## WHAT THE EXERCISE ASKS
For the entries that follow, say how many lines hold the string "CMSIS", with nothing else in the reply.

______

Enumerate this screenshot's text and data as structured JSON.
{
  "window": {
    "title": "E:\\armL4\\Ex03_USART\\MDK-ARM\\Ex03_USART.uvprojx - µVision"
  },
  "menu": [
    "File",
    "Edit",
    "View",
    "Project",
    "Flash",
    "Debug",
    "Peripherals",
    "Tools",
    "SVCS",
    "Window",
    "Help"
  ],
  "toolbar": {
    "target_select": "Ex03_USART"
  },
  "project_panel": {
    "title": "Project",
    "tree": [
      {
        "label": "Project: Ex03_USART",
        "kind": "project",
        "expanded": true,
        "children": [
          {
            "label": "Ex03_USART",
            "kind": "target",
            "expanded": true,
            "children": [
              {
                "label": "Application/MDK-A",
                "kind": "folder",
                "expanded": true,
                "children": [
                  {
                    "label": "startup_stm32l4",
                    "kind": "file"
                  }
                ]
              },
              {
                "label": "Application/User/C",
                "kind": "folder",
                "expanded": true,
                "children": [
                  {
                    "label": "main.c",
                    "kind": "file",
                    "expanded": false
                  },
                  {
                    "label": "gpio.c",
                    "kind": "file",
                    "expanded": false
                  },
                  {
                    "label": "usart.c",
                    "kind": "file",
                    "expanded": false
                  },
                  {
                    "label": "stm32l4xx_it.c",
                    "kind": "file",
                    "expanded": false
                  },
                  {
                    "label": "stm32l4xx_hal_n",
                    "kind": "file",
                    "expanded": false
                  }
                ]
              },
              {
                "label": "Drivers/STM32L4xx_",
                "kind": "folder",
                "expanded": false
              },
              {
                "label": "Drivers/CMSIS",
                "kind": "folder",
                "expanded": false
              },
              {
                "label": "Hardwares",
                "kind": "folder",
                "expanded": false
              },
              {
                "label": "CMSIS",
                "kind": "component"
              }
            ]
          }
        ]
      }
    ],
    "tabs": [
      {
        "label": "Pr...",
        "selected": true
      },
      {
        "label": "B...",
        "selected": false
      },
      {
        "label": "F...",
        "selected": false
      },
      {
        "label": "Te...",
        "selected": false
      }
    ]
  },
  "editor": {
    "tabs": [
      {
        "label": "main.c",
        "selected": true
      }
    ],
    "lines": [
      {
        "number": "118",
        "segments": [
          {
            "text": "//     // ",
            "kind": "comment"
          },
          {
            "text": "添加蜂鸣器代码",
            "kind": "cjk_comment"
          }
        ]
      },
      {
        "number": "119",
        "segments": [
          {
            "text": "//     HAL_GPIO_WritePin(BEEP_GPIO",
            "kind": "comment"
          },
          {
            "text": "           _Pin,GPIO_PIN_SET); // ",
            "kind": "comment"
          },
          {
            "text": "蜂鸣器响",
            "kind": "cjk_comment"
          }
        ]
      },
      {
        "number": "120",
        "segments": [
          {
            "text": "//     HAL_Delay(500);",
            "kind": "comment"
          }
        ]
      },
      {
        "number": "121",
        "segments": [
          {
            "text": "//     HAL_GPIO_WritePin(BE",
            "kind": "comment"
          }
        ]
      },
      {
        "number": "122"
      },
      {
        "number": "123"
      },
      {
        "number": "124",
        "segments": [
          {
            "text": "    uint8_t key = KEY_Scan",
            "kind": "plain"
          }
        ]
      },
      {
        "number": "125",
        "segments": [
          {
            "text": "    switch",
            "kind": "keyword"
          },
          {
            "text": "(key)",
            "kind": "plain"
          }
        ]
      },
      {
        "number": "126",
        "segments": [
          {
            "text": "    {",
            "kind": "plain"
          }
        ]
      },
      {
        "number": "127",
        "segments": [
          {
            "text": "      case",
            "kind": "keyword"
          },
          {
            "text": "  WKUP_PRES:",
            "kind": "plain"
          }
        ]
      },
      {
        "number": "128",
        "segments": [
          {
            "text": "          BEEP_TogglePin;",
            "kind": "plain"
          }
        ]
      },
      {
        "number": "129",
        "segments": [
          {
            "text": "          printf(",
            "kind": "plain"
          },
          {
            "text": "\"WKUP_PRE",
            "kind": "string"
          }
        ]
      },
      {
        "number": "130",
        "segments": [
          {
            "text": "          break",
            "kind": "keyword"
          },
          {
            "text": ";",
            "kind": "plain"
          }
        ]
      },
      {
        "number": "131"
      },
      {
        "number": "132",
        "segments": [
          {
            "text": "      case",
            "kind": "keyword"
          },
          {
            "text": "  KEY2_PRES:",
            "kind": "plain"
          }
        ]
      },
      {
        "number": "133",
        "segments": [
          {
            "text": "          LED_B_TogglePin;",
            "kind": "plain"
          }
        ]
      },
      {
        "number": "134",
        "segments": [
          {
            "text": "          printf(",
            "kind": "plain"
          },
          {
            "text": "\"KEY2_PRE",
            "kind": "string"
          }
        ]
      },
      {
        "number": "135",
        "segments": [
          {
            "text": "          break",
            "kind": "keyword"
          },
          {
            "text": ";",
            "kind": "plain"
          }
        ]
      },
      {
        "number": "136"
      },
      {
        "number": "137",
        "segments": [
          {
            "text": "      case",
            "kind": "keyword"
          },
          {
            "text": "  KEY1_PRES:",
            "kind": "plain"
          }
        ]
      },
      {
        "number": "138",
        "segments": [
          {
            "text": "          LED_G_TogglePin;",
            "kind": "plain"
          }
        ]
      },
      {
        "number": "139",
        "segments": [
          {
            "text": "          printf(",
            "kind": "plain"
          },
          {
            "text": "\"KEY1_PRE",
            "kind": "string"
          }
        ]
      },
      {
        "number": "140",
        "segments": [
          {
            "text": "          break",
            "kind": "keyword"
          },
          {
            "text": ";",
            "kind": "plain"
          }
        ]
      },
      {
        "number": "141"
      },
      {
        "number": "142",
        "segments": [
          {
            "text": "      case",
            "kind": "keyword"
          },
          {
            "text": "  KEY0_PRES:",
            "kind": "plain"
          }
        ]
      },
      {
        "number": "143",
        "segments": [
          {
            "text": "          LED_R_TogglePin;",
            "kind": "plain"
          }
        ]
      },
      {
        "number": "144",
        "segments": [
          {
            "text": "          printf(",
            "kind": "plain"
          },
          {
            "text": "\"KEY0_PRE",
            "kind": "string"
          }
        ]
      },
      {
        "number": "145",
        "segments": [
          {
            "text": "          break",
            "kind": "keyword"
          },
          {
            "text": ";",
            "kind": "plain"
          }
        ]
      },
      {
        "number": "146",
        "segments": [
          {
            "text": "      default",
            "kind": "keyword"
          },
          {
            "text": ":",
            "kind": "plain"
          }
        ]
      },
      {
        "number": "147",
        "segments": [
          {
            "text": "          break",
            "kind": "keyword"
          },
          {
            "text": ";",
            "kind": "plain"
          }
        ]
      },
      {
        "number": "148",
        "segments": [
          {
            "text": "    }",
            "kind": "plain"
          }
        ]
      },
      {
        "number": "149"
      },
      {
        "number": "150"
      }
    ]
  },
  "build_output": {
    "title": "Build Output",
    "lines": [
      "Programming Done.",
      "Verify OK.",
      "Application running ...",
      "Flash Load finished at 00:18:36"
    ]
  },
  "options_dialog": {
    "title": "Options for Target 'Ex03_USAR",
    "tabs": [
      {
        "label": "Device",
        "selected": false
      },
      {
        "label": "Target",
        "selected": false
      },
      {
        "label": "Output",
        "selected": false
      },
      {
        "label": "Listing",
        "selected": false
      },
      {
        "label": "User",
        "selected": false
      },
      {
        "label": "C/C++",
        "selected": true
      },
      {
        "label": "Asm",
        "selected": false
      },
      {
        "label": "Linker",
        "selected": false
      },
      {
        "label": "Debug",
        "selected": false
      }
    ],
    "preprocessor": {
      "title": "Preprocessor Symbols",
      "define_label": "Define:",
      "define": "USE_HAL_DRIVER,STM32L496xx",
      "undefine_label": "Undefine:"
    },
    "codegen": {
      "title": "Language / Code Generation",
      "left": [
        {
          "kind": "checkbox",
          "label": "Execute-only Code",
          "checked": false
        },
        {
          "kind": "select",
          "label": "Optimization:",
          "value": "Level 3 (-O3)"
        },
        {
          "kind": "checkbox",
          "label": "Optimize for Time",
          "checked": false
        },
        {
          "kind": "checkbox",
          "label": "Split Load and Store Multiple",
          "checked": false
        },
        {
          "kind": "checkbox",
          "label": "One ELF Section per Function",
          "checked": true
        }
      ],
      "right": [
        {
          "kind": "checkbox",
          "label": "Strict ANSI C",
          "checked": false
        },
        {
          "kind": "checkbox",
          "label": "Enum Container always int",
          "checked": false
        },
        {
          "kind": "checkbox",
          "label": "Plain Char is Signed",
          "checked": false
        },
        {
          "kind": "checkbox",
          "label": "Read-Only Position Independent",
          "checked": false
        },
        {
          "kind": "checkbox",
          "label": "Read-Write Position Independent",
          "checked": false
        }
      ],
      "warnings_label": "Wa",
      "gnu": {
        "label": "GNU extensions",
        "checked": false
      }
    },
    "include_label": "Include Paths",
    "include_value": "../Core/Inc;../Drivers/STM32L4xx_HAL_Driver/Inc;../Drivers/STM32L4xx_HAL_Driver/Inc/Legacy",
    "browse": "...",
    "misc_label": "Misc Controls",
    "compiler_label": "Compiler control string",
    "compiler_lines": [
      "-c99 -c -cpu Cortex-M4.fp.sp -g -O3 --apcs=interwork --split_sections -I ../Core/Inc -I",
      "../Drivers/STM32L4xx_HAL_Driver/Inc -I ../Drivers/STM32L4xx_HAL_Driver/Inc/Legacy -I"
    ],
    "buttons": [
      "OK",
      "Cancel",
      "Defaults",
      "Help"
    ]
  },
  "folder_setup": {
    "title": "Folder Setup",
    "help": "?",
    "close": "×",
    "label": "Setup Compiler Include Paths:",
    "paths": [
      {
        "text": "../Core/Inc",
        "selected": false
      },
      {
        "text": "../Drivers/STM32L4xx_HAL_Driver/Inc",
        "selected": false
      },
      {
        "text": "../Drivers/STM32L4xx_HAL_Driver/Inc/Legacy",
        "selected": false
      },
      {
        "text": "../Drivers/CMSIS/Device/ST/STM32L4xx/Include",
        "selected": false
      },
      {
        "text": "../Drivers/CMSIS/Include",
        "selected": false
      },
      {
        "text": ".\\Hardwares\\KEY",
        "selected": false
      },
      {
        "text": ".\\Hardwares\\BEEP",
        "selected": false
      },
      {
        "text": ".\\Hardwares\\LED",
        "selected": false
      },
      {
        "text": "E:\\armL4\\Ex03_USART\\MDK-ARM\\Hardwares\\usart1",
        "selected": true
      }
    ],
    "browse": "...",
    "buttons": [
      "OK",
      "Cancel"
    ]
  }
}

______

## RESULT
4